Gandhi became the catalyst for change in India, primarily through non-violent resistance. He repeatedly returned to the negotiating table no matter what the state did. Eventually, he became seen as the ‘adult in the room’, earning respect for his willingness to look for common ground and find shared goals all stakeholders could work towards. Although unaware of it, he would have also benefited from a psychological phenomenon known as the confidence heuristic. Validated by research, this is a type of mental shortcut that nudges individuals toward confident people and makes them more likely to rely on their knowledge and competency.
Look at the Bigger Picture
When you look at the broader situation, you are avoiding a form of cognitive bias known as loss aversion.
Loss aversion is a tendency to prefer avoiding losses rather than acquiring equivalent gains. Research has suggested that, from a psychological perspective, a loss is twice as potent as a gain. This can lead to a promising idea being rejected because it involves you losing something you value. As a CS leader, enabling effective change requires holistic and dispassionate thinking, assessing information and data from various sources, and inviting supporters and critics of a proposal to present their arguments. And remember to set a deadline for decisions – this will avoid the paralysis by analysis trap.
Remember who your competitors are.
Hyper competitive may be celebrated in sports, but it is increasingly seen as toxic in business. Larry Fink, CEO of asset manager BlackRock, has primarily led this change in thinking. He put forward the premise that an obsession with increasing shareholder value at the expense of workers and consumers was short-sighted and a lose-lose proposition. For him, a business can only flourish when employees and customers thrive.
So as a leader, it is essential to remember who your competitors are and, more importantly, who they’re not. Avoid office politics, especially when gathering support for a pet project; instead, offer well-argued propositions that stop short of criticising others (and if they show you in a good light, so much the better). Your competitors are out there in the marketplace, not in the C-suite.
And if you lose the argument from time to time, remember, as long as your business wins, so do you.
A wall takes more than one brick.
The more significant the change, the bigger the need for a coalition.
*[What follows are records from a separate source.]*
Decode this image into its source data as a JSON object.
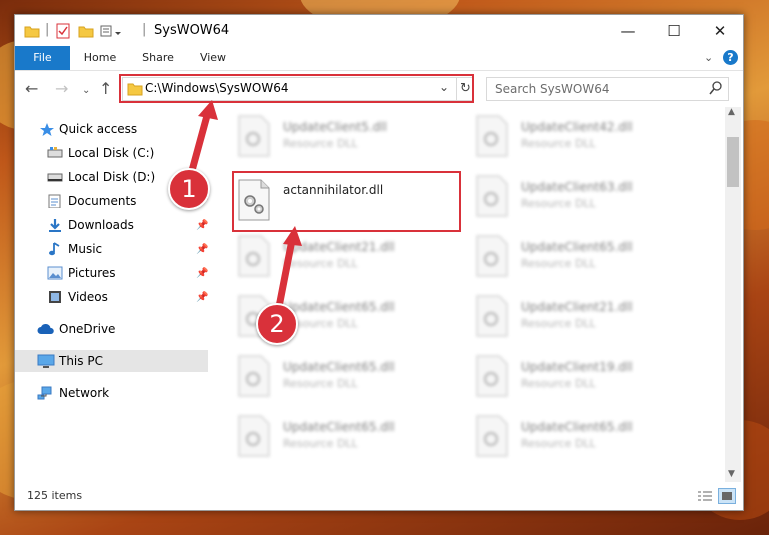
{
  "window": {
    "title": "SysWOW64",
    "controls": {
      "minimize": "—",
      "maximize": "☐",
      "close": "✕"
    }
  },
  "ribbon": {
    "tabs": [
      {
        "label": "File"
      },
      {
        "label": "Home"
      },
      {
        "label": "Share"
      },
      {
        "label": "View"
      }
    ],
    "help_label": "?"
  },
  "address": {
    "path": "C:\\Windows\\SysWOW64",
    "search_placeholder": "Search SysWOW64"
  },
  "sidebar": {
    "items": [
      {
        "label": "Quick access",
        "icon": "star-icon",
        "pinned": false
      },
      {
        "label": "Local Disk (C:)",
        "icon": "drive-icon",
        "pinned": false
      },
      {
        "label": "Local Disk (D:)",
        "icon": "drive-icon",
        "pinned": false
      },
      {
        "label": "Documents",
        "icon": "documents-icon",
        "pinned": true
      },
      {
        "label": "Downloads",
        "icon": "downloads-icon",
        "pinned": true
      },
      {
        "label": "Music",
        "icon": "music-icon",
        "pinned": true
      },
      {
        "label": "Pictures",
        "icon": "pictures-icon",
        "pinned": true
      },
      {
        "label": "Videos",
        "icon": "videos-icon",
        "pinned": true
      },
      {
        "label": "OneDrive",
        "icon": "cloud-icon",
        "pinned": false
      },
      {
        "label": "This PC",
        "icon": "computer-icon",
        "pinned": false
      },
      {
        "label": "Network",
        "icon": "network-icon",
        "pinned": false
      }
    ],
    "selected": "This PC"
  },
  "files": {
    "highlighted": {
      "name": "actannihilator.dll"
    },
    "left_column": [
      {
        "name": "UpdateClient5.dll",
        "type": "Resource DLL"
      },
      {
        "name": "UpdateClient21.dll",
        "type": "Resource DLL"
      },
      {
        "name": "UpdateClient65.dll",
        "type": "Resource DLL"
      },
      {
        "name": "UpdateClient65.dll",
        "type": "Resource DLL"
      },
      {
        "name": "UpdateClient65.dll",
        "type": "Resource DLL"
      }
    ],
    "right_column": [
      {
        "name": "UpdateClient42.dll",
        "type": "Resource DLL"
      },
      {
        "name": "UpdateClient63.dll",
        "type": "Resource DLL"
      },
      {
        "name": "UpdateClient65.dll",
        "type": "Resource DLL"
      },
      {
        "name": "UpdateClient21.dll",
        "type": "Resource DLL"
      },
      {
        "name": "UpdateClient19.dll",
        "type": "Resource DLL"
      },
      {
        "name": "UpdateClient65.dll",
        "type": "Resource DLL"
      }
    ]
  },
  "status": {
    "item_count": "125 items"
  },
  "markers": [
    {
      "label": "1"
    },
    {
      "label": "2"
    }
  ],
  "colors": {
    "accent": "#1979ca",
    "highlight": "#d9313a",
    "selected_bg": "#e5e5e5"
  }
}
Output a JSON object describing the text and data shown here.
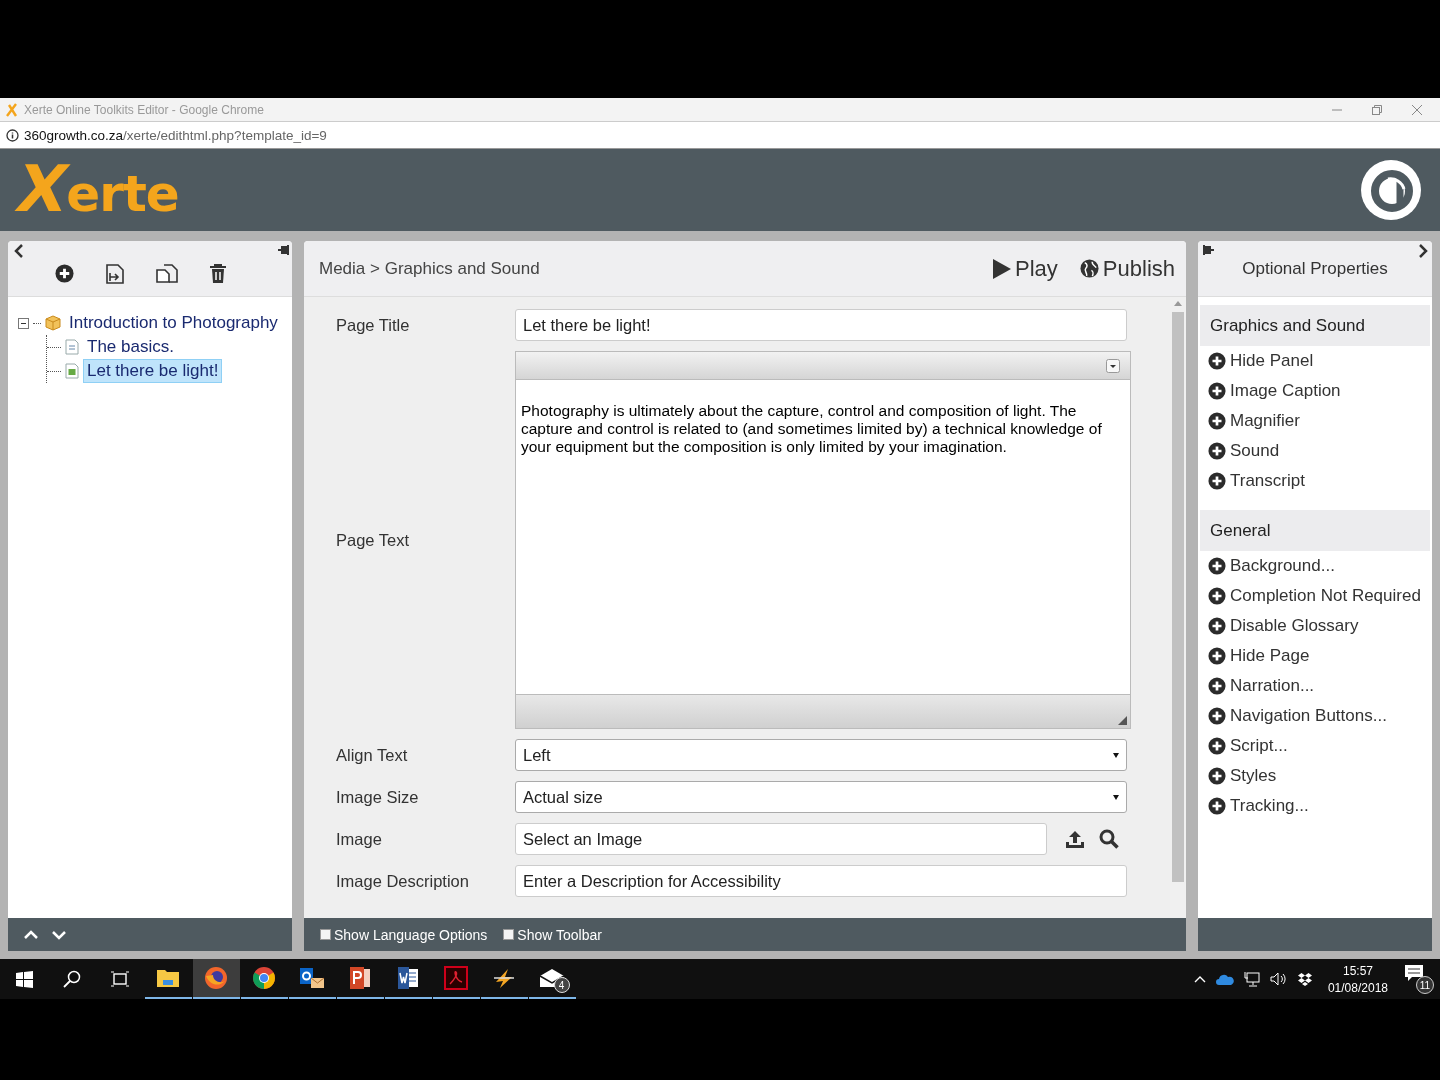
{
  "window": {
    "title": "Xerte Online Toolkits Editor - Google Chrome",
    "url_host": "360growth.co.za",
    "url_path": "/xerte/edithtml.php?template_id=9"
  },
  "header": {
    "logo_initial": "X",
    "logo_rest": "erte"
  },
  "tree": [
    {
      "label": "Introduction to Photography",
      "kind": "project",
      "expanded": true,
      "selected": false,
      "children": [
        {
          "label": "The basics.",
          "kind": "text-page",
          "selected": false
        },
        {
          "label": "Let there be light!",
          "kind": "media-page",
          "selected": true
        }
      ]
    }
  ],
  "editor": {
    "breadcrumb": "Media > Graphics and Sound",
    "play": "Play",
    "publish": "Publish",
    "fields": [
      {
        "kind": "text",
        "label": "Page Title",
        "value": "Let there be light!"
      },
      {
        "kind": "richtext",
        "label": "Page Text",
        "value": "Photography is ultimately about the capture, control and composition of light. The capture and control is related to (and sometimes limited by) a technical knowledge of your equipment but the composition is only limited by your imagination."
      },
      {
        "kind": "select",
        "label": "Align Text",
        "value": "Left"
      },
      {
        "kind": "select",
        "label": "Image Size",
        "value": "Actual size"
      },
      {
        "kind": "image",
        "label": "Image",
        "value": "Select an Image"
      },
      {
        "kind": "text",
        "label": "Image Description",
        "value": "Enter a Description for Accessibility"
      }
    ],
    "options": [
      {
        "label": "Show Language Options",
        "checked": false
      },
      {
        "label": "Show Toolbar",
        "checked": false
      }
    ]
  },
  "optional": {
    "title": "Optional Properties",
    "groups": [
      {
        "title": "Graphics and Sound",
        "items": [
          "Hide Panel",
          "Image Caption",
          "Magnifier",
          "Sound",
          "Transcript"
        ]
      },
      {
        "title": "General",
        "items": [
          "Background...",
          "Completion Not Required",
          "Disable Glossary",
          "Hide Page",
          "Narration...",
          "Navigation Buttons...",
          "Script...",
          "Styles",
          "Tracking..."
        ]
      }
    ]
  },
  "taskbar": {
    "apps": [
      {
        "kind": "folder",
        "active": false
      },
      {
        "kind": "firefox",
        "active": true
      },
      {
        "kind": "chrome",
        "active": false
      },
      {
        "kind": "outlook",
        "active": false
      },
      {
        "kind": "powerpoint",
        "active": false
      },
      {
        "kind": "word",
        "active": false
      },
      {
        "kind": "pdf",
        "active": false
      },
      {
        "kind": "bolt",
        "active": false
      },
      {
        "kind": "mail",
        "active": false,
        "badge": "4"
      }
    ],
    "time": "15:57",
    "date": "01/08/2018",
    "notifications": "11"
  }
}
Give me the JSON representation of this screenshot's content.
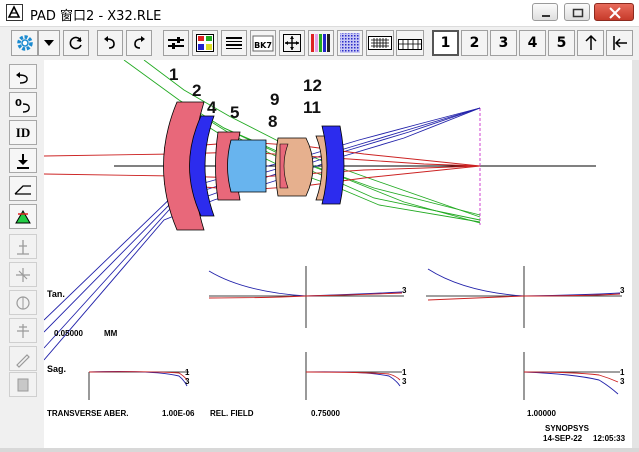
{
  "window": {
    "title": "PAD 窗口2 - X32.RLE"
  },
  "toolbar": {
    "items": [
      {
        "name": "settings-gear-icon"
      },
      {
        "name": "dropdown-arrow-icon"
      },
      {
        "name": "refresh-icon"
      },
      {
        "name": "undo-icon"
      },
      {
        "name": "redo-icon"
      },
      {
        "name": "sliders-icon"
      },
      {
        "name": "color-grid-icon"
      },
      {
        "name": "barcode-icon"
      },
      {
        "name": "glass-label-icon",
        "text": "BK7"
      },
      {
        "name": "expand-arrows-icon"
      },
      {
        "name": "color-bars-icon"
      },
      {
        "name": "dither-pattern-icon"
      },
      {
        "name": "keyboard-icon"
      },
      {
        "name": "table-icon"
      }
    ],
    "pages": [
      "1",
      "2",
      "3",
      "4",
      "5"
    ],
    "active_page": "1"
  },
  "lefttools": [
    {
      "name": "undo-tool-icon",
      "enabled": true
    },
    {
      "name": "zero-undo-tool-icon",
      "text": "0",
      "enabled": true
    },
    {
      "name": "id-tool-icon",
      "text": "ID",
      "enabled": true
    },
    {
      "name": "download-tool-icon",
      "enabled": true
    },
    {
      "name": "pencil-slope-tool-icon",
      "enabled": true
    },
    {
      "name": "green-triangle-tool-icon",
      "enabled": true
    },
    {
      "name": "gripper-tool-icon",
      "enabled": false
    },
    {
      "name": "crosshair-tool-icon",
      "enabled": false
    },
    {
      "name": "circle-tool-icon",
      "enabled": false
    },
    {
      "name": "lens-tool-icon",
      "enabled": false
    },
    {
      "name": "pen-tool-icon",
      "enabled": false
    },
    {
      "name": "page-tool-icon",
      "enabled": false
    }
  ],
  "lens_numbers": [
    "1",
    "2",
    "4",
    "5",
    "9",
    "8",
    "12",
    "11"
  ],
  "plot_labels": {
    "tan": "Tan.",
    "sag": "Sag.",
    "scale_value": "0.05000",
    "scale_unit": "MM",
    "transverse": "TRANSVERSE ABER.",
    "wavelength": "1.00E-06",
    "rel_field": "REL. FIELD",
    "field_075": "0.75000",
    "field_100": "1.00000",
    "company": "SYNOPSYS",
    "date": "14-SEP-22",
    "time": "12:05:33"
  },
  "curve_labels": {
    "tan_1": "3",
    "tan_2": "3",
    "sag_1a": "1",
    "sag_1b": "3",
    "sag_2a": "1",
    "sag_2b": "3",
    "sag_3a": "1",
    "sag_3b": "3"
  },
  "colors": {
    "lens_pink": "#e8687a",
    "lens_blue": "#2c2cee",
    "lens_cyan": "#68b4ee",
    "lens_tan": "#e6b08e",
    "ray_red": "#cc2222",
    "ray_green": "#22aa22",
    "ray_blue": "#2222aa"
  }
}
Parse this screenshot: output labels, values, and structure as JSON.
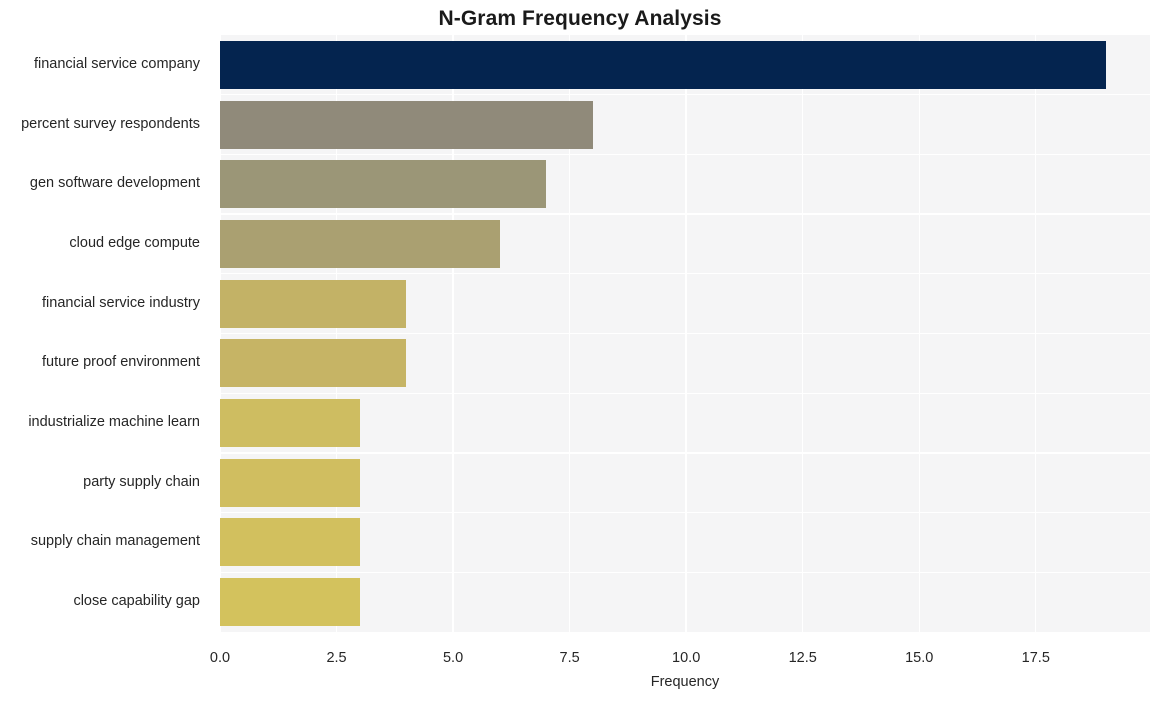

Recruiting people to your cause whose interests align with your own, and consulting them at an early stage, make success more likely. In the end, it is a numbers game, and people are more likely to champion an idea they have helped develop. If your coalition contains people from diverse groups within your organisation, this adds to its strength and may inspire others to join your cause. In the initial stages of any project, take time to try and secure buy-in from stakeholders; the broader your base, the harder it will be to undermine you.
What’s the bravest thing you’ve ever said?”
What’s the bravest thing you’ve ever said?” asked the boy. “Help”, said the horse.”
(Charlie Mackesy, The Boy, the Mole, the Fox and the Horse)
It takes courage to be open about what you know and to admit what you’re working to find out, and it takes nerve to ask for advice. It also takes courage (but a different type) to take decisions based on incomplete data… You demonstrate humility and perhaps vulnerability by admitting that you don’t have all the answers from the get-go. Remember, part of your remit as a leader is to help those who report to you succeed. By asking for help, you are fostering psychological safety among your colleagues, the belief that they won’t be punished or humiliated for speaking up with ideas, questions, concerns, or mistakes. In turn, this encourages engagement and creates an environment where people are prepared to admit mistakes at an early stage when they are easiest to repair.
So, what type of leader are you?